Has your library embarked on a digitization project? Or have you wanted to, but you're unsure where to even start? If so, you're not alone. During our February digitization webinar, we asked hundreds of library attendees about their experiences with digitization:
- About 30 percent had worked on a digitization project.
- Forty-one percent answered that they were just getting started.
- Twenty-three percent said they had not begun any digitization projects at their library.
Digitization can be a daunting project to take on, but there are many benefits to digitizing your special collections. It can expose your library to new audiences, help you build partnerships with other organizations, and showcase your library's collections and services.
At the end of last year, the Digital Public Library of America (DPLA) released a free self-guided curriculum for public libraries to get started on digitization. TechSoup for Libraries invited Franky Abbott from the DPLA to discuss the curriculum for our February webinar.
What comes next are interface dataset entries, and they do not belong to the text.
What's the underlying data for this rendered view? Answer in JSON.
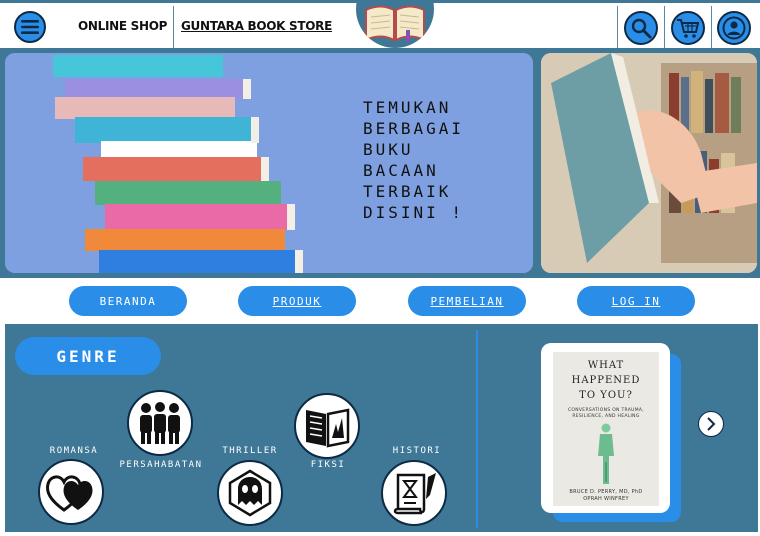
{
  "header": {
    "menu_icon": "hamburger-icon",
    "shop_label": "ONLINE SHOP",
    "store_name": "GUNTARA BOOK STORE",
    "logo_icon": "open-book-icon",
    "actions": [
      {
        "icon": "search-icon"
      },
      {
        "icon": "cart-icon"
      },
      {
        "icon": "user-icon"
      }
    ]
  },
  "banner": {
    "headline_lines": [
      "TEMUKAN",
      "BERBAGAI",
      "BUKU",
      "BACAAN",
      "TERBAIK",
      "DISINI !"
    ]
  },
  "nav": {
    "items": [
      {
        "label": "BERANDA"
      },
      {
        "label": "PRODUK"
      },
      {
        "label": "PEMBELIAN"
      },
      {
        "label": "LOG IN"
      }
    ]
  },
  "genre": {
    "button_label": "GENRE",
    "items": [
      {
        "label": "ROMANSA",
        "icon": "hearts-icon"
      },
      {
        "label": "PERSAHABATAN",
        "icon": "friends-icon"
      },
      {
        "label": "THRILLER",
        "icon": "ghost-icon"
      },
      {
        "label": "FIKSI",
        "icon": "book-icon"
      },
      {
        "label": "HISTORI",
        "icon": "scroll-icon"
      }
    ]
  },
  "featured_book": {
    "title_lines": [
      "WHAT",
      "HAPPENED",
      "TO YOU?"
    ],
    "subtitle_lines": [
      "CONVERSATIONS ON TRAUMA,",
      "RESILIENCE, AND HEALING"
    ],
    "author_lines": [
      "BRUCE D. PERRY, MD, PhD",
      "OPRAH WINFREY"
    ],
    "next_icon": "chevron-right-icon"
  },
  "colors": {
    "primary_blue": "#2a8ee8",
    "section_bg": "#3f7796",
    "dark_outline": "#0d2a45"
  }
}
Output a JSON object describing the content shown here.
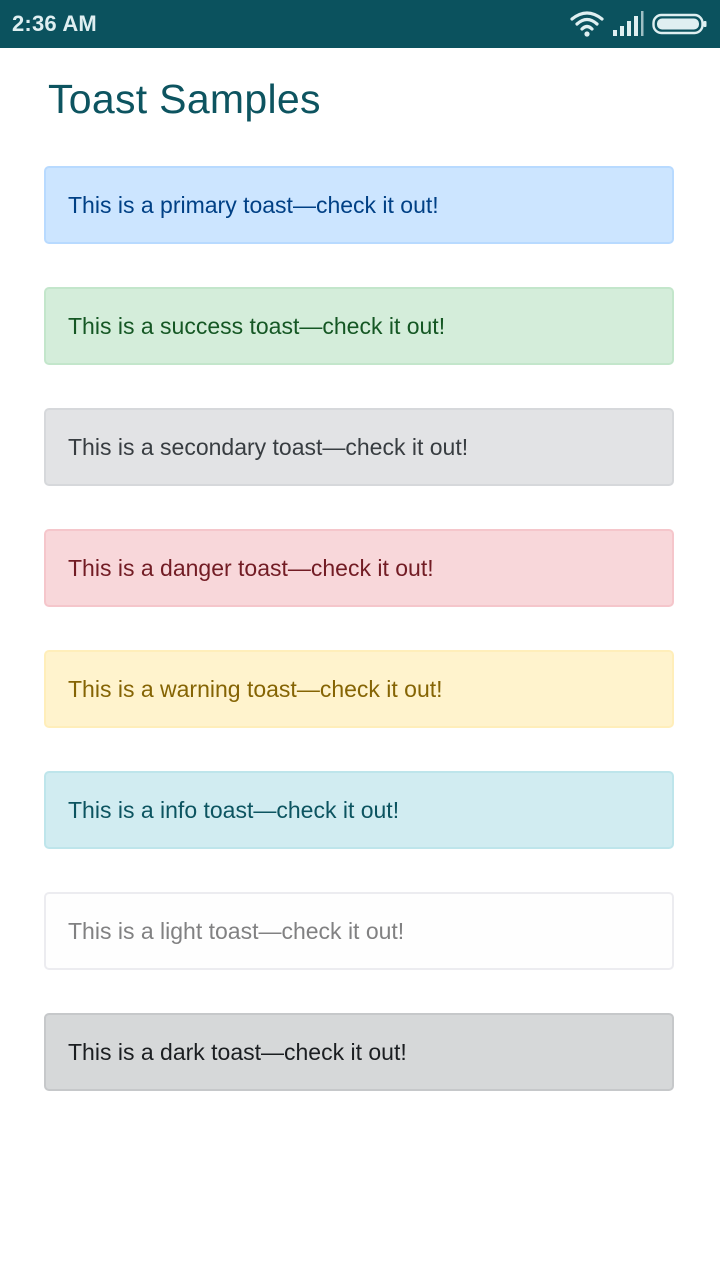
{
  "status_bar": {
    "time": "2:36 AM",
    "icons": [
      "wifi-icon",
      "signal-icon",
      "battery-icon"
    ]
  },
  "page": {
    "title": "Toast Samples"
  },
  "toasts": [
    {
      "variant": "primary",
      "text": "This is a primary toast—check it out!",
      "bg": "#cce5ff",
      "border": "#b8daff",
      "color": "#004085"
    },
    {
      "variant": "success",
      "text": "This is a success toast—check it out!",
      "bg": "#d4edda",
      "border": "#c3e6cb",
      "color": "#155724"
    },
    {
      "variant": "secondary",
      "text": "This is a secondary toast—check it out!",
      "bg": "#e2e3e5",
      "border": "#d6d8db",
      "color": "#383d41"
    },
    {
      "variant": "danger",
      "text": "This is a danger toast—check it out!",
      "bg": "#f8d7da",
      "border": "#f5c6cb",
      "color": "#721c24"
    },
    {
      "variant": "warning",
      "text": "This is a warning toast—check it out!",
      "bg": "#fff3cd",
      "border": "#ffeeba",
      "color": "#856404"
    },
    {
      "variant": "info",
      "text": "This is a info toast—check it out!",
      "bg": "#d1ecf1",
      "border": "#bee5eb",
      "color": "#0c5460"
    },
    {
      "variant": "light",
      "text": "This is a light toast—check it out!",
      "bg": "#fefefe",
      "border": "#ececf0",
      "color": "#818182"
    },
    {
      "variant": "dark",
      "text": "This is a dark toast—check it out!",
      "bg": "#d6d8d9",
      "border": "#c6c8ca",
      "color": "#1b1e21"
    }
  ]
}
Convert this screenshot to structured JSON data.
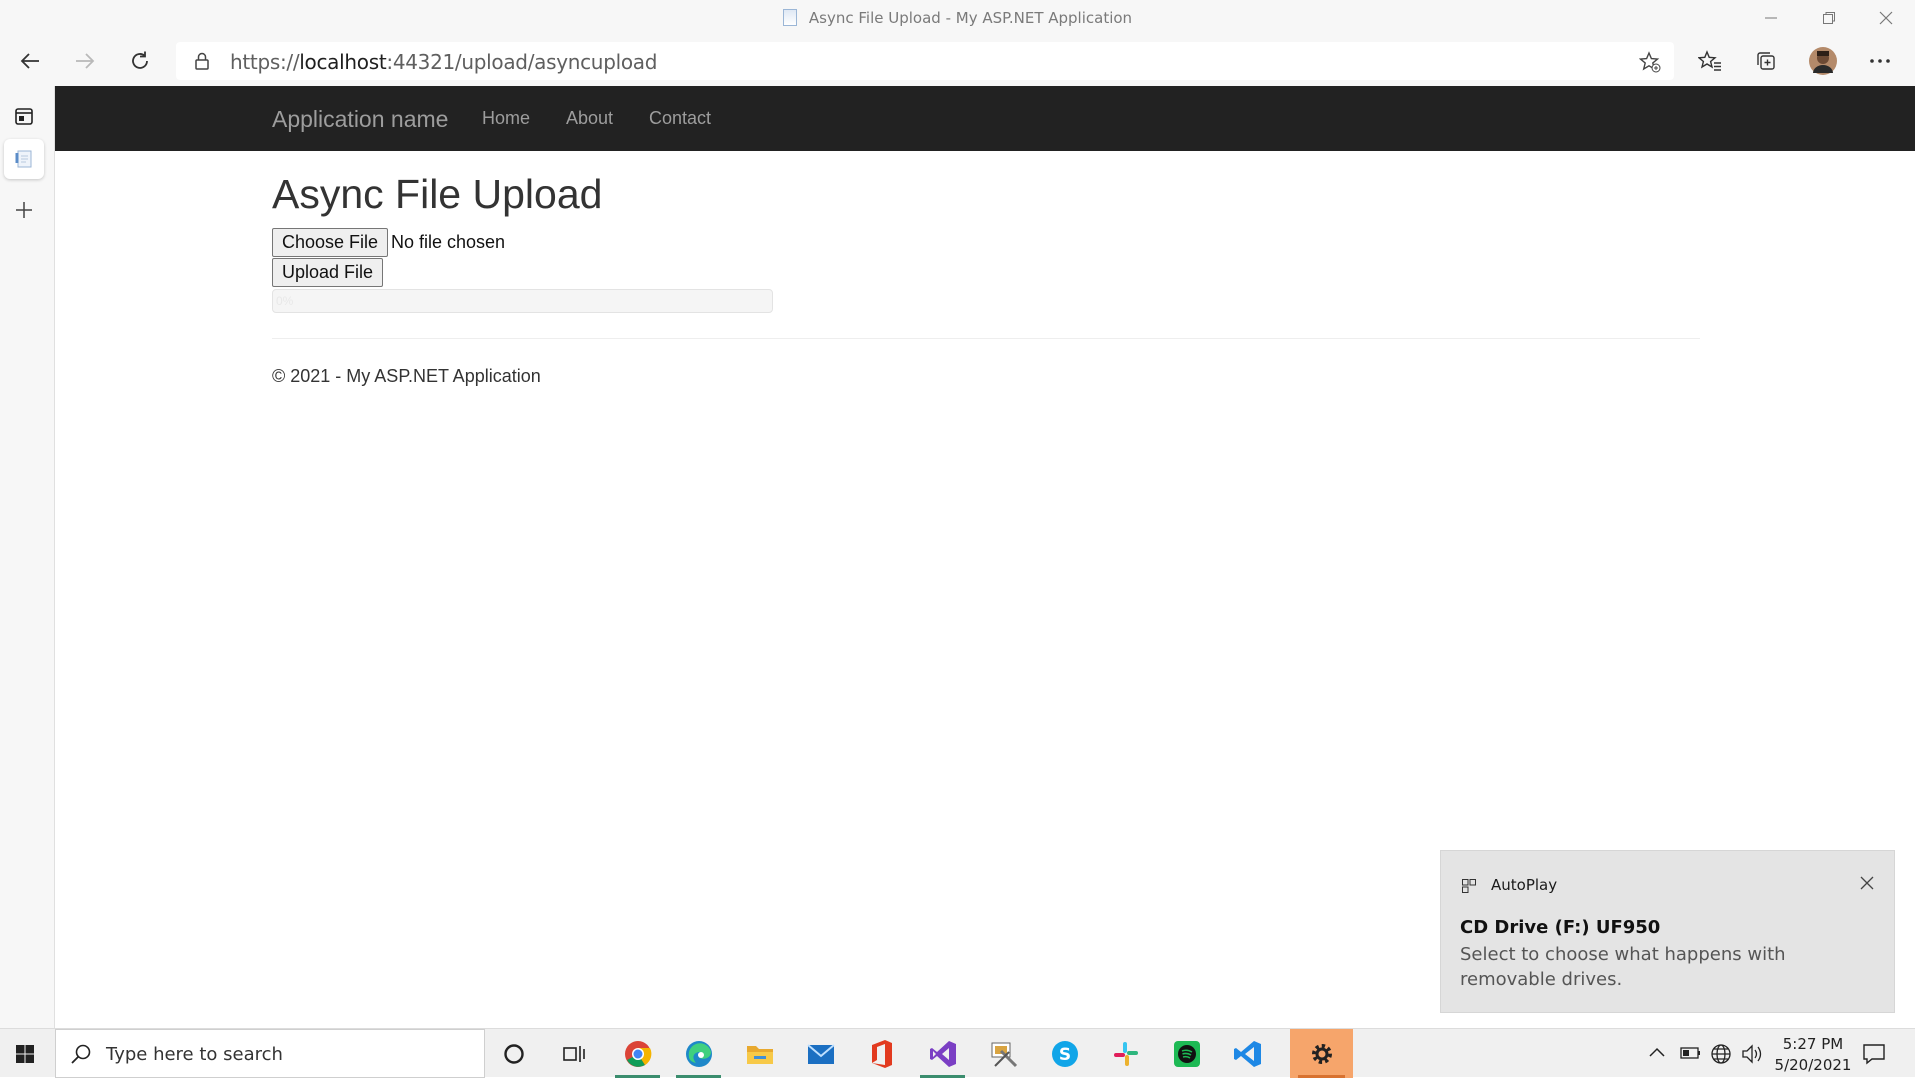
{
  "window": {
    "title": "Async File Upload - My ASP.NET Application"
  },
  "browser": {
    "url_prefix": "https://",
    "url_host": "localhost",
    "url_rest": ":44321/upload/asyncupload"
  },
  "navbar": {
    "brand": "Application name",
    "links": [
      "Home",
      "About",
      "Contact"
    ]
  },
  "main": {
    "heading": "Async File Upload",
    "choose_file_label": "Choose File",
    "no_file_text": "No file chosen",
    "upload_button_label": "Upload File",
    "progress_label": "0%",
    "progress_value": 0
  },
  "footer": {
    "text": "© 2021 - My ASP.NET Application"
  },
  "toast": {
    "app": "AutoPlay",
    "headline": "CD Drive (F:) UF950",
    "body": "Select to choose what happens with removable drives."
  },
  "taskbar": {
    "search_placeholder": "Type here to search",
    "time": "5:27 PM",
    "date": "5/20/2021",
    "apps": [
      "chrome-icon",
      "edge-icon",
      "file-explorer-icon",
      "mail-icon",
      "office-icon",
      "visual-studio-icon",
      "tools-icon",
      "skype-icon",
      "slack-icon",
      "spotify-icon",
      "vscode-icon",
      "settings-icon"
    ]
  },
  "colors": {
    "navbar_bg": "#222222",
    "nav_text": "#9d9d9d",
    "progress_fill": "#337ab7",
    "taskbar_settings_bg": "#f6a56b"
  }
}
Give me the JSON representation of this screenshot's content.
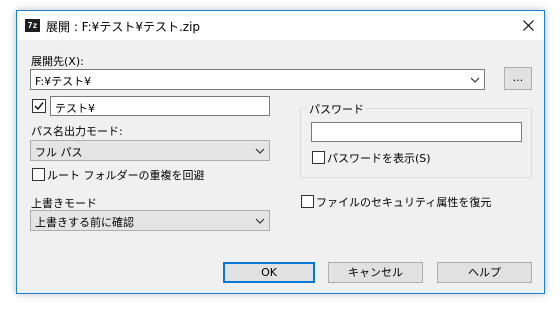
{
  "window": {
    "title": "展開 : F:¥テスト¥テスト.zip",
    "icon_text": "7z"
  },
  "destination": {
    "label": "展開先(X):",
    "value": "F:¥テスト¥",
    "browse_label": "..."
  },
  "subfolder": {
    "checked": true,
    "value": "テスト¥"
  },
  "path_mode": {
    "label": "パス名出力モード:",
    "value": "フル パス"
  },
  "root_folder_option": {
    "label": "ルート フォルダーの重複を回避",
    "checked": false
  },
  "overwrite": {
    "label": "上書きモード",
    "value": "上書きする前に確認"
  },
  "password": {
    "group_label": "パスワード",
    "value": "",
    "show_label": "パスワードを表示(S)",
    "show_checked": false
  },
  "security_option": {
    "label": "ファイルのセキュリティ属性を復元",
    "checked": false
  },
  "buttons": {
    "ok": "OK",
    "cancel": "キャンセル",
    "help": "ヘルプ"
  },
  "colors": {
    "accent": "#0078d7",
    "window_border": "#1883d7",
    "panel": "#f0f0f0"
  }
}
We also invited Jennifer Birnel from the Montana Memory Project, who helped develop some of the training content, and Sarah Hawkins from the East Central Regional Library, who participated in the trainings.
The DPLA'S Public Library Partnership Project
The DPLA is a free, national digital library that provides access to materials from libraries, archives, and museums across the U.S. It is also a network of partners who make their content available through the DPLA website, where you can find collections from more than 1,800 institutions.
In 2013, the DPLA got funding from the Bill & Melinda Gates Foundation for the Public Library Partnership Project. The goal of the project was to develop free digitization skills training for public libraries. The training was created in collaboration with libraries in Georgia, Massachusetts, Minnesota, Montana, and Utah.
How the Curriculum Works
The six self-paced online curriculum modules are designed to follow the flow of the digitization process. The curriculum is designed for libraries and other organizations with no (or some or however much) experience with digitization.
- Planning: This module discusses why you should digitize content and the resources that are required.
- Selecting: This covers the considerations before deciding what collection to digitize, such as its uniqueness, subject matter, format, quality, and so on.
- Copyright: This course discusses the general concept behind copyright law, how to identify content in the public domain, the permissions process, fair use, risk management, and privacy concerns.
- Describing: This covers metadata as well as descriptive metadata. It also covers how to make metadata useful for global users, which is an interesting question.
- Reformatting: This course teaches the actual process of taking a physical or analog item and making a copy. It also shares best practices for working with vendors or getting support from other institutions.
- Promoting: Once you've digitized the content, how can you promote its use? This module also discusses how to track and assess this use.
Each module includes a video of the presentation, slides, and notes, and you are free to share, reuse, and adapt content for any trainings you might hold at your library.
Digitization Planning Tips from the Montana Memory Project
Jennifer Birnel from the Montana Memory Project, a project of the Montana State Library, shared her experience in developing the curriculum and some of the benefits of digitization.
"Creating an online presence takes time, but a digitization project can increase the visibility of your institution."
She stressed the importance of partnerships in the digitization process. Linking up with local historical clubs or long-standing community organizations, churches, or museums can help reveal more resources or collections. Partners also improve your reach to new audiences.
Jennifer shared five tips for getting started with digitization:
- Where? Decide where the content will live. Can a partner host it for you? Can you host it locally? Do you need to purchase space? Find out if there's a DPLA hub in your area or a local institute.
- When? Know your timeline. Work backwards from a deadline date. You may encounter problems on the way, so have extra time.
- How? Consider the staff and resources required. Will partners help with the work? Will you use a vendor (is the expense worth it)? Do you need to purchase equipment?
- Why? Be ready to explain why it is important to create digital collections to your administration and stakeholders.
- What? Select the items you will digitize.
A Participant's Perspective
Sarah Hawkins of the East Central Regional Library (ECRL) in Cambridge, Minnesota shared her library's experience with the DPLA training. She explained how the courses turned the theoretical concepts of digitization into real practical things her library could do.
"We went in with absolutely no knowledge and came out feeling like we could tackle a digitization project — and we did!"
One of the projects the ECRL developed with the Minnesota Digital Library (MDL) was a digitized version of glass sculptures. Kids Design Glass was part of a summer reading program where kids could submit drawings for a chance to have them turned into sculptures by a local artist. The Minnesota Digital Library took images of the sculptures on a turntable so you can get a 360 view of them.
Sarah said the project strengthened the ECRL's relationship with the MDL, improved the digitization knowledge of staff, and allowed the ECRL to showcase its history and services. It also strengthened the ECRL's relationship with community organizations and introduced new partnerships. Overall, a digitization project was a winning situation for the ECRL.
You find all of the archived materials for the webinar at TechSoup, and you can learn more about the DPLA's digitization curriculum. Have you embarked on a digitization project? Tell us about the experience in the comments.